The works featured pay reverence to the idea of unseen forces colliding with each other. They range from a variety of designer toys, spray-painted works and other forms of street art.

In the incarnation of "Don't Panic!" at the Fawick Gallery, the duo solicit reinforcements in the form of fellow artists. All participants in the exhibition have a common tie to Baldwin Wallace alumnus Stamy Paul '94, founder of Graffiti HeArt. Graffiti HeArt connects professional artists with mural and public works projects while also raising money to fund art education scholarships through those commissions.

Cihlar said, "I wanted to do something extra special with this exhibition. As a BW alumnus and employee, I wanted to share some of my alumni collaborations, my friends' talents and pay it forward in the form of art scholarships."

To raise funds for those art scholarships, Cihlar will be introducing a refurbished vintage cigarette machine he calls the Cleveland Artifact Machine.

This will be his fourth refurbished machine that dispenses artwork. The machine can hold over 600+ pieces of art that he plans on having filled with the work of regional artists for the exhibit.

The machine will then be donated to the Graffiti HeArt Museum for continued use in promoting the arts.

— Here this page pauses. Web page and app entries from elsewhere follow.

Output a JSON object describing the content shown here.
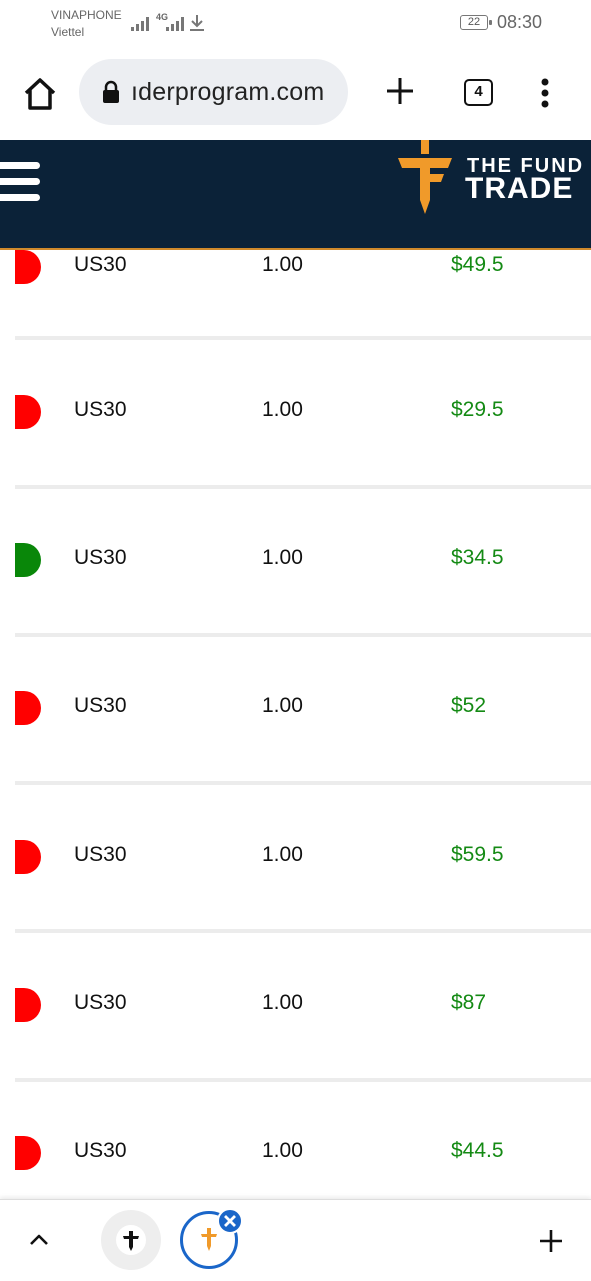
{
  "status_bar": {
    "carrier_primary": "VINAPHONE",
    "carrier_secondary": "Viettel",
    "network_type": "4G",
    "battery_level": "22",
    "time": "08:30"
  },
  "browser": {
    "url": "ıderprogram.com",
    "tab_count": "4"
  },
  "site_header": {
    "brand_line1": "THE FUND",
    "brand_line2": "TRADE",
    "brand_color": "#f09a2a",
    "background": "#0b2238"
  },
  "trades": [
    {
      "symbol": "US30",
      "volume": "1.00",
      "profit": "$49.5",
      "direction": "sell",
      "indicator_color": "#ff0000"
    },
    {
      "symbol": "US30",
      "volume": "1.00",
      "profit": "$29.5",
      "direction": "sell",
      "indicator_color": "#ff0000"
    },
    {
      "symbol": "US30",
      "volume": "1.00",
      "profit": "$34.5",
      "direction": "buy",
      "indicator_color": "#098709"
    },
    {
      "symbol": "US30",
      "volume": "1.00",
      "profit": "$52",
      "direction": "sell",
      "indicator_color": "#ff0000"
    },
    {
      "symbol": "US30",
      "volume": "1.00",
      "profit": "$59.5",
      "direction": "sell",
      "indicator_color": "#ff0000"
    },
    {
      "symbol": "US30",
      "volume": "1.00",
      "profit": "$87",
      "direction": "sell",
      "indicator_color": "#ff0000"
    },
    {
      "symbol": "US30",
      "volume": "1.00",
      "profit": "$44.5",
      "direction": "sell",
      "indicator_color": "#ff0000"
    }
  ],
  "profit_color": "#148a14",
  "icons": {
    "home": "home-icon",
    "lock": "lock-icon",
    "new_tab": "plus-icon",
    "menu": "more-vert-icon",
    "hamburger": "hamburger-menu-icon",
    "up": "chevron-up-icon",
    "close": "close-icon"
  }
}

Learn more about Cihlar's work at richcihlar.com and Peck's work on Instagram @bob_peck_art. They are also @dont_panic_duo on Instagram.